(RECORDS FOR THE TASK begins)

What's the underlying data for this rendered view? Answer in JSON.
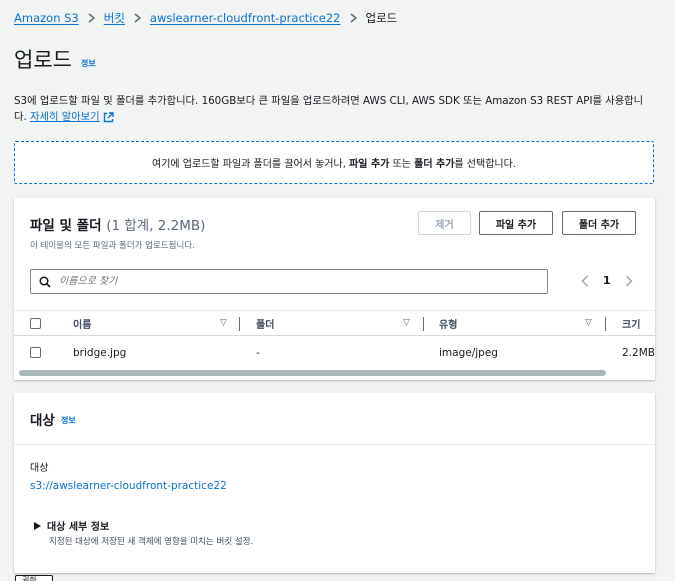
{
  "breadcrumb": {
    "items": [
      "Amazon S3",
      "버킷",
      "awslearner-cloudfront-practice22"
    ],
    "current": "업로드"
  },
  "page": {
    "title": "업로드",
    "info_link": "정보",
    "description_1": "S3에 업로드할 파일 및 폴더를 추가합니다. 160GB보다 큰 파일을 업로드하려면 AWS CLI, AWS SDK 또는 Amazon S3 REST API를 사용합니",
    "description_2": "다.",
    "learn_more": "자세히 알아보기"
  },
  "dropzone": {
    "text_1": "여기에 업로드할 파일과 폴더를 끌어서 놓거나, ",
    "bold_1": "파일 추가",
    "text_2": " 또는 ",
    "bold_2": "폴더 추가",
    "text_3": "를 선택합니다."
  },
  "files": {
    "title": "파일 및 폴더",
    "count": "(1 합계, 2.2MB)",
    "subtitle": "이 테이블의 모든 파일과 폴더가 업로드됩니다.",
    "remove_label": "제거",
    "add_files_label": "파일 추가",
    "add_folder_label": "폴더 추가",
    "search_placeholder": "이름으로 찾기",
    "page_number": "1",
    "columns": [
      "이름",
      "폴더",
      "유형",
      "크기"
    ],
    "rows": [
      {
        "name": "bridge.jpg",
        "folder": "-",
        "type": "image/jpeg",
        "size": "2.2MB"
      }
    ]
  },
  "target": {
    "title": "대상",
    "info_link": "정보",
    "label": "대상",
    "path": "s3://awslearner-cloudfront-practice22",
    "details_title": "대상 세부 정보",
    "details_desc": "지정된 대상에 저장된 새 객체에 영향을 미치는 버킷 설정."
  },
  "bottom": {
    "partial_label": "권한"
  },
  "colors": {
    "link": "#0972d3",
    "background": "#f2f3f3",
    "text": "#16191f"
  }
}
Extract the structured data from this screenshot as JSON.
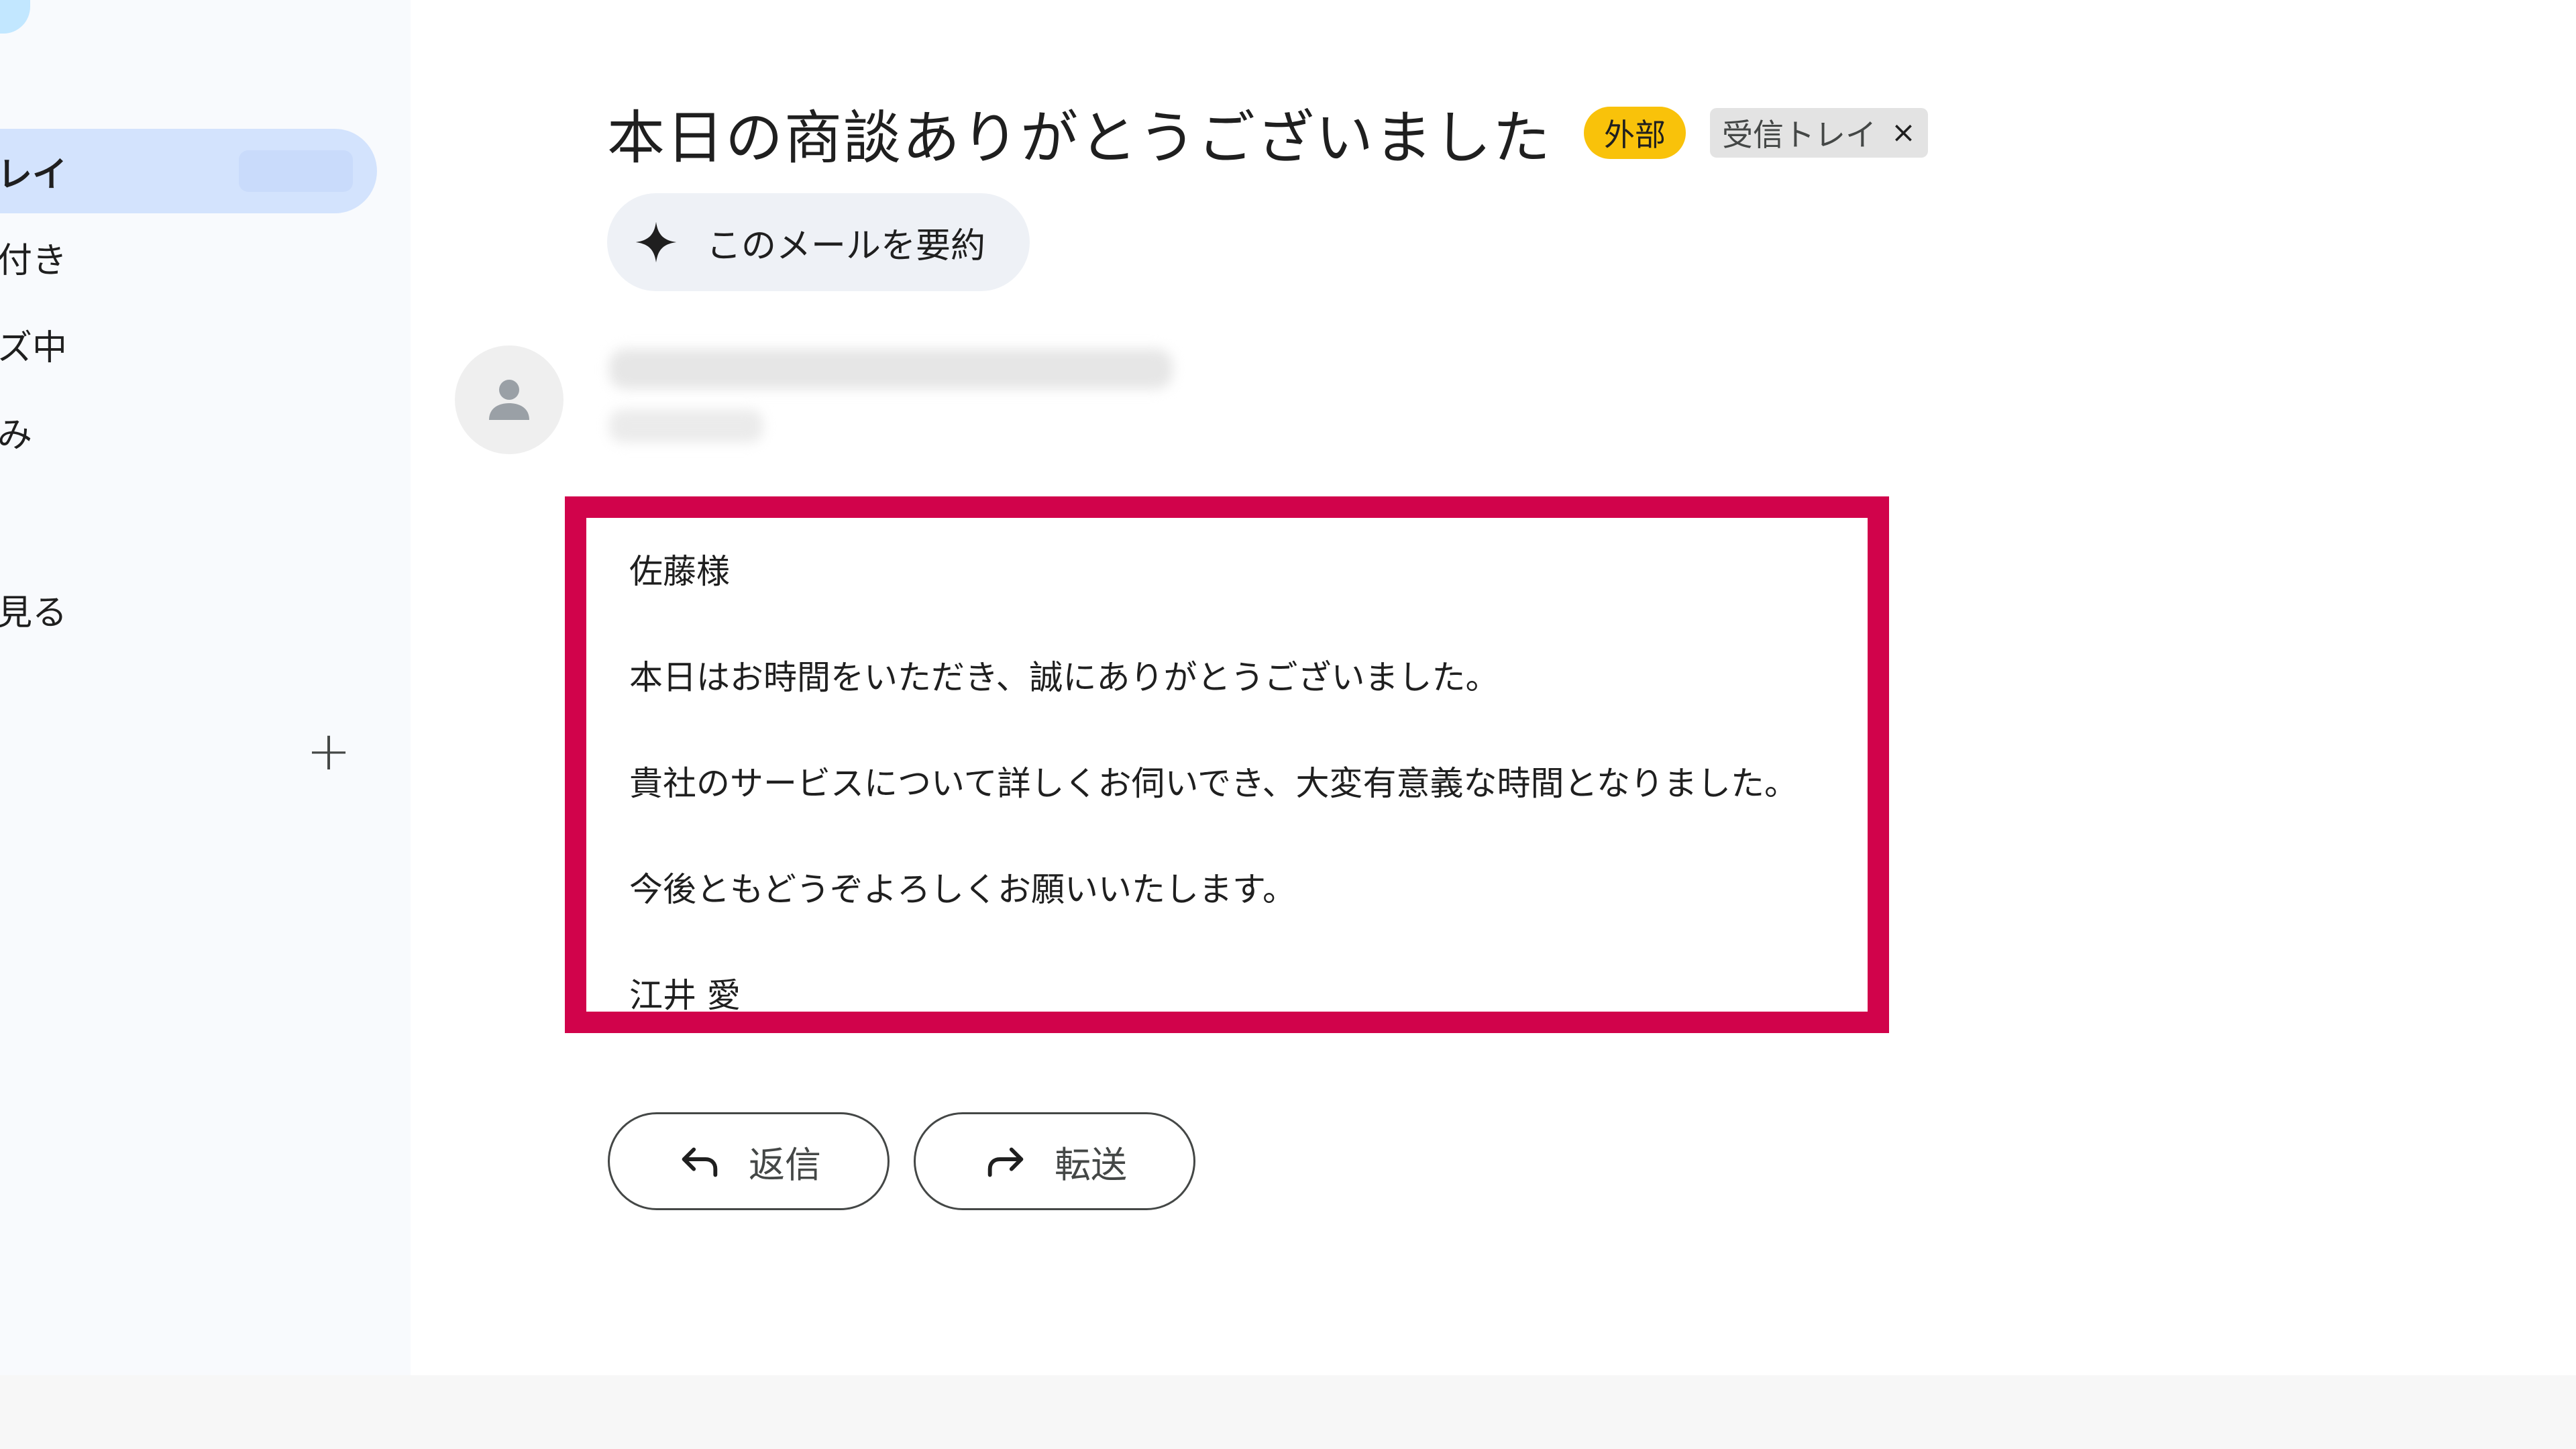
{
  "sidebar": {
    "items": [
      {
        "label": "レイ",
        "icon": "inbox-icon"
      },
      {
        "label": "付き",
        "icon": "star-icon"
      },
      {
        "label": "ズ中",
        "icon": "clock-icon"
      },
      {
        "label": "み",
        "icon": "send-icon"
      },
      {
        "label": "見る",
        "icon": "chevron-down-icon"
      }
    ],
    "labels_add_icon": "+"
  },
  "email": {
    "subject": "本日の商談ありがとうございました",
    "tags": {
      "external": "外部",
      "inbox": "受信トレイ",
      "inbox_remove": "×"
    },
    "summarize_label": "このメールを要約",
    "body": [
      "佐藤様",
      "本日はお時間をいただき、誠にありがとうございました。",
      "貴社のサービスについて詳しくお伺いでき、大変有意義な時間となりました。",
      "今後ともどうぞよろしくお願いいたします。",
      "江井 愛"
    ]
  },
  "actions": {
    "reply_label": "返信",
    "forward_label": "転送"
  },
  "colors": {
    "highlight_border": "#d1034b",
    "external_tag": "#f9c20a",
    "active_nav": "#d3e3fd",
    "sidebar_bg": "#f8fafd"
  }
}
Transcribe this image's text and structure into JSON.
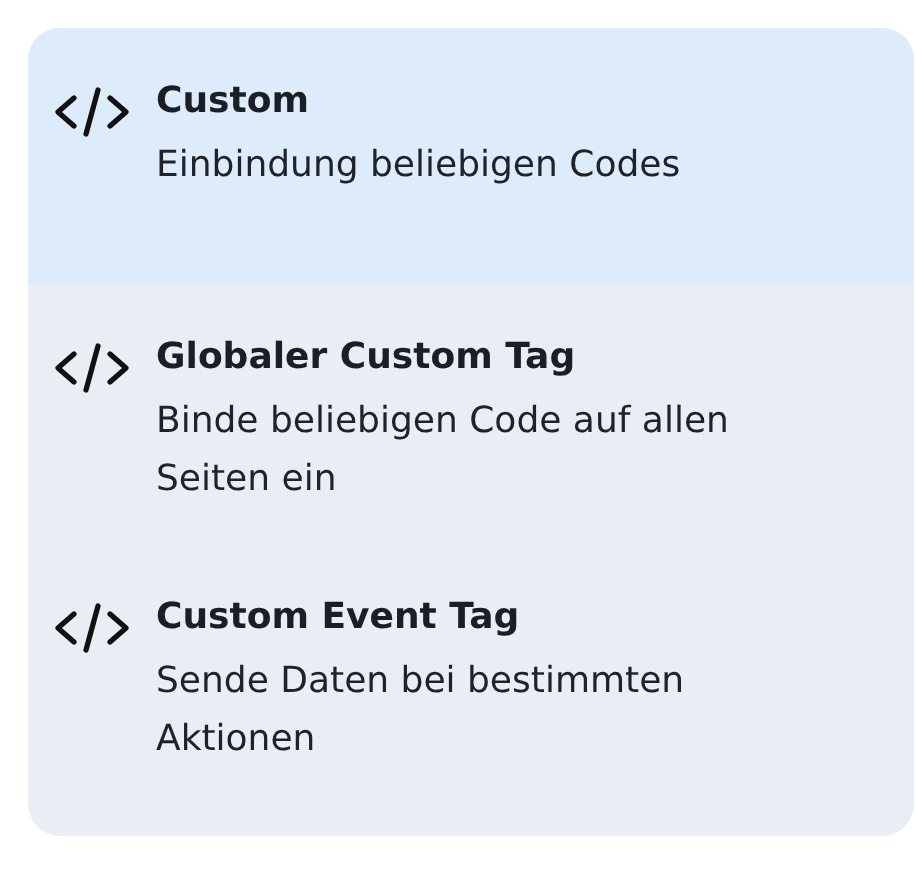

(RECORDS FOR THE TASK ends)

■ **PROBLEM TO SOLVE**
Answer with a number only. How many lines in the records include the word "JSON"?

■ **SOLUTION**
3